General Overview of Management

The periodic paralyses are commonly managed through dietary manipulation designed to avoid fluctuations in serum potassium. This includes avoidance of excessive sodium and carbohydrate (sweets, sweetened beverages, pasta, starchy foods and similar foods) in HypoKPP, and avoidance of high potassium foods in HyperKPP. It is important to recognize that individuals exhibit significant variability in sensitivity to dietary components and other triggers. A dependable standard for all individuals has not been established. For example, in HypoKPP, some individuals report the inability to consume even very low levels of sodium without inducing weakness, while in a very few individuals salt has been shown to abort weakness. Management approaches include life-style changes to minimize sources of stress and exposure to other identified triggers. For improved control, individuals must work diligently to identify appropriate and effective management practices based on their own unique requirements.
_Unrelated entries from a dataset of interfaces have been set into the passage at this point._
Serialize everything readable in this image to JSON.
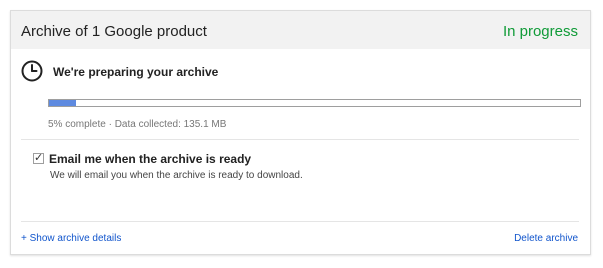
{
  "archive": {
    "title": "Archive of 1 Google product",
    "status": "In progress",
    "status_color": "#109b38",
    "progress": {
      "icon": "clock-icon",
      "heading": "We're preparing your archive",
      "percent": 5,
      "meta": "5% complete · Data collected: 135.1 MB",
      "bar_color": "#5e8ae0"
    },
    "email": {
      "checked": true,
      "label": "Email me when the archive is ready",
      "description": "We will email you when the archive is ready to download."
    },
    "footer": {
      "show_details": "+ Show archive details",
      "delete": "Delete archive",
      "link_color": "#1155cc"
    }
  }
}
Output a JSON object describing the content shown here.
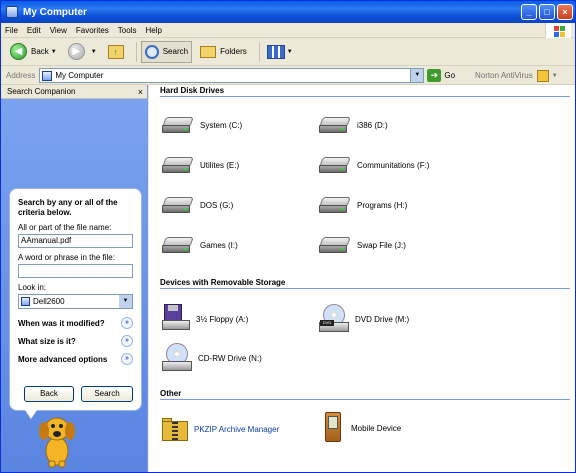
{
  "window": {
    "title": "My Computer"
  },
  "menu": [
    "File",
    "Edit",
    "View",
    "Favorites",
    "Tools",
    "Help"
  ],
  "toolbar": {
    "back": "Back",
    "search": "Search",
    "folders": "Folders"
  },
  "address": {
    "label": "Address",
    "value": "My Computer",
    "go": "Go",
    "norton": "Norton AntiVirus"
  },
  "sidebar": {
    "title": "Search Companion",
    "heading": "Search by any or all of the criteria below.",
    "filename_label": "All or part of the file name:",
    "filename_value": "AAmanual.pdf",
    "phrase_label": "A word or phrase in the file:",
    "phrase_value": "",
    "lookin_label": "Look in:",
    "lookin_value": "Dell2600",
    "options": [
      "When was it modified?",
      "What size is it?",
      "More advanced options"
    ],
    "back_btn": "Back",
    "search_btn": "Search"
  },
  "groups": {
    "hdd": {
      "title": "Hard Disk Drives",
      "items": [
        "System (C:)",
        "i386 (D:)",
        "Utilites (E:)",
        "Communitations (F:)",
        "DOS (G:)",
        "Programs (H:)",
        "Games (I:)",
        "Swap File (J:)"
      ]
    },
    "removable": {
      "title": "Devices with Removable Storage",
      "items": [
        "3½ Floppy (A:)",
        "DVD Drive (M:)",
        "CD-RW Drive (N:)"
      ]
    },
    "other": {
      "title": "Other",
      "items": [
        "PKZIP Archive Manager",
        "Mobile Device"
      ]
    }
  },
  "colors": {
    "titlebar": "#0a5ce8",
    "sidebar": "#6d96e8",
    "link": "#0a3fa8"
  }
}
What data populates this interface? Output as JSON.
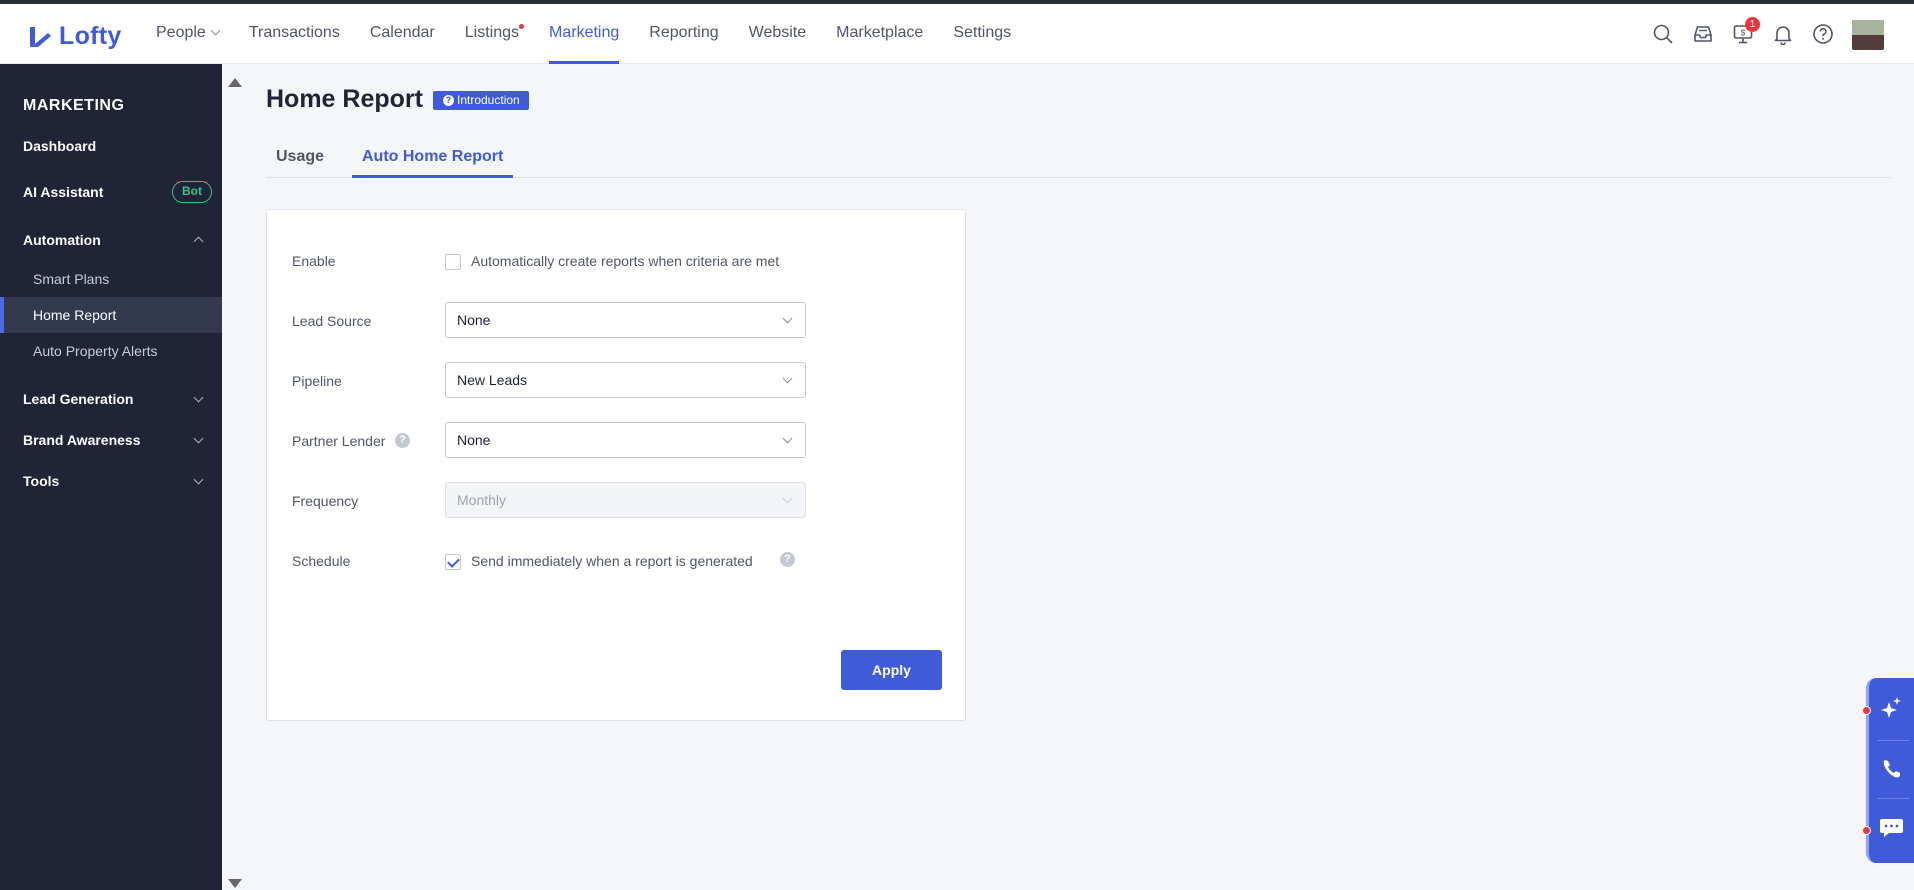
{
  "app": {
    "brand": "Lofty",
    "brand_color": "#3f5bd9"
  },
  "topnav": {
    "items": [
      {
        "label": "People",
        "has_dropdown": true
      },
      {
        "label": "Transactions"
      },
      {
        "label": "Calendar"
      },
      {
        "label": "Listings",
        "has_dot": true
      },
      {
        "label": "Marketing",
        "active": true
      },
      {
        "label": "Reporting"
      },
      {
        "label": "Website"
      },
      {
        "label": "Marketplace"
      },
      {
        "label": "Settings"
      }
    ],
    "icons": [
      "search-icon",
      "inbox-icon",
      "billing-icon",
      "bell-icon",
      "help-icon"
    ],
    "billing_badge": "1"
  },
  "sidebar": {
    "title": "MARKETING",
    "dashboard": "Dashboard",
    "ai_assistant": "AI Assistant",
    "ai_badge": "Bot",
    "automation": "Automation",
    "automation_children": [
      "Smart Plans",
      "Home Report",
      "Auto Property Alerts"
    ],
    "selected": "Home Report",
    "lead_generation": "Lead Generation",
    "brand_awareness": "Brand Awareness",
    "tools": "Tools"
  },
  "page": {
    "title": "Home Report",
    "intro_badge": "Introduction",
    "tabs": [
      "Usage",
      "Auto Home Report"
    ],
    "active_tab": "Auto Home Report"
  },
  "form": {
    "enable": {
      "label": "Enable",
      "checkbox_text": "Automatically create reports when criteria are met",
      "checked": false
    },
    "lead_source": {
      "label": "Lead Source",
      "value": "None"
    },
    "pipeline": {
      "label": "Pipeline",
      "value": "New Leads"
    },
    "partner_lender": {
      "label": "Partner Lender",
      "value": "None"
    },
    "frequency": {
      "label": "Frequency",
      "value": "Monthly",
      "disabled": true
    },
    "schedule": {
      "label": "Schedule",
      "checkbox_text": "Send immediately when a report is generated",
      "checked": true
    },
    "apply": "Apply"
  },
  "rail": {
    "icons": [
      "sparkle-ai-icon",
      "phone-icon",
      "chat-icon"
    ]
  }
}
In some hypokalemic cases, individuals require supplemental potassium, or the additional assistance of drugs. The most commonly used drugs, the carbonic anhydrase inhibitors, are reportedly beneficial in most forms of periodic paralysis. Acetazolamide, still the most commonly prescribed, has been reported as ineffective in as many as thirty percent of individuals trying it, but Acetazolamide has been the standard drug prescribed for periodic paralysis for over five decades, with a positive history of successful reduction of symptoms in the majority of patients. Dichlorphenamide is the second most commonly used drug and is frequently interchanged with Acetazolamide when or if Acetazolamide becomes less effective. Methazolamide is infrequently prescribed, but reported anecdotally by some patients to exhibit fewer side effects. The principle side effects of these drugs are the formation of kidney stones, and various sensations including transient tingling and numbness in the extremities. Clinical trials must be accomplished to demonstrate the effectiveness of these and other potentially effective therapies in the growing list of variants in the periodic paralyses.

Also See:

Practical aspects in the management of hypokalemic periodic paralysis: 4/21/2008, Jacob O Levitt.

Randomized trials of dichlorphenamide in the periodic paralyses. Working Group on Periodic Paralysi: January, 2000, Tawil R, McDermott MP, Brown R Jr, Shapiro BC, Ptacek LJ, McManis PG, Dalakas MC, Spector SA, Mendell JR, Hahn AF, Griggs RC.

Channelopathies: Moxley III RT..

Kidney stones, carbonic anhydrase inhibitors, and the ketogenic diet.

Acetazolamide-induced muscle weakness in hypokalemic periodic paralysis.

Sodium channel inactivation defects are associated with acetazolamide-exacerbated hypokalemic periodic paralysis. Bendahhou S, Cummins TR, Griggs RC, Fu YH, Ptacek LJ.

A case of potassium-sensitive periodic paralysis with cardiac dysrhythmia controlled with imipramine and acetazolamide: April, 2001, Endo T, Takeda A, Shiga Y, Fujimori J, Takahashi T, Tateyama M, Onodera H, Itoyama Y, Yoshimoto T.

Acetazolamide opens the muscular KCa2+ channel: a novel mechanism of action that may explain the therapeutic effect of the drug in hypokalemic periodic paralysis: September, 2000, Tricarico D, Barbieri M, Camerino DC.

Treatment of "permanent" muscle weakness in familial Hypokalemic Periodic Paralysis. Dalakas MC, Engel WK.

Treatment for periodic paralysis: from the Cochrane Library Sansone V, Meola G, Links T, Panzeri M, Rose MR

Periodic paralysis patients who exhibit cardiac dysrhythmias should be evaluated by an experienced clinician to insure effective follow-up and management of this potentially fatal status. In the case of Andersenís-Tawil Syndrome, with the involvement of multiple tissues and organ systems, and the established risk associated with long QT and other cardiac irregularities, Tawil and others have advised that the patient be followed by a team that includes a cardiologist and a neurologist to maintain close monitoring of the progress and effective management of the affected individual.

Other precautions are encouraged, especially when the use of anesthesia is being considered and during parturition (delivery).

Severe prognosis in a large family with hypokalemic periodic paralysis. Caciotti A, Morrone A, Domenici R, Donati MA, Zammarchi E.

Intravenous regional anesthesia in patients with hypokalemic periodic paralysis Ezri T, Dotan Z, Evron S.

Hypokalemic periodic paralysis associated with malignant hyperthermia. Rajabally YA, El Lahawi M.

Anesthetic management of familial hypokalemic periodic paralysis during parturition. Viscomi CM, Ptacek LJ, Dudley D.

Section Last Modified:
12/29/2009 07:38 PT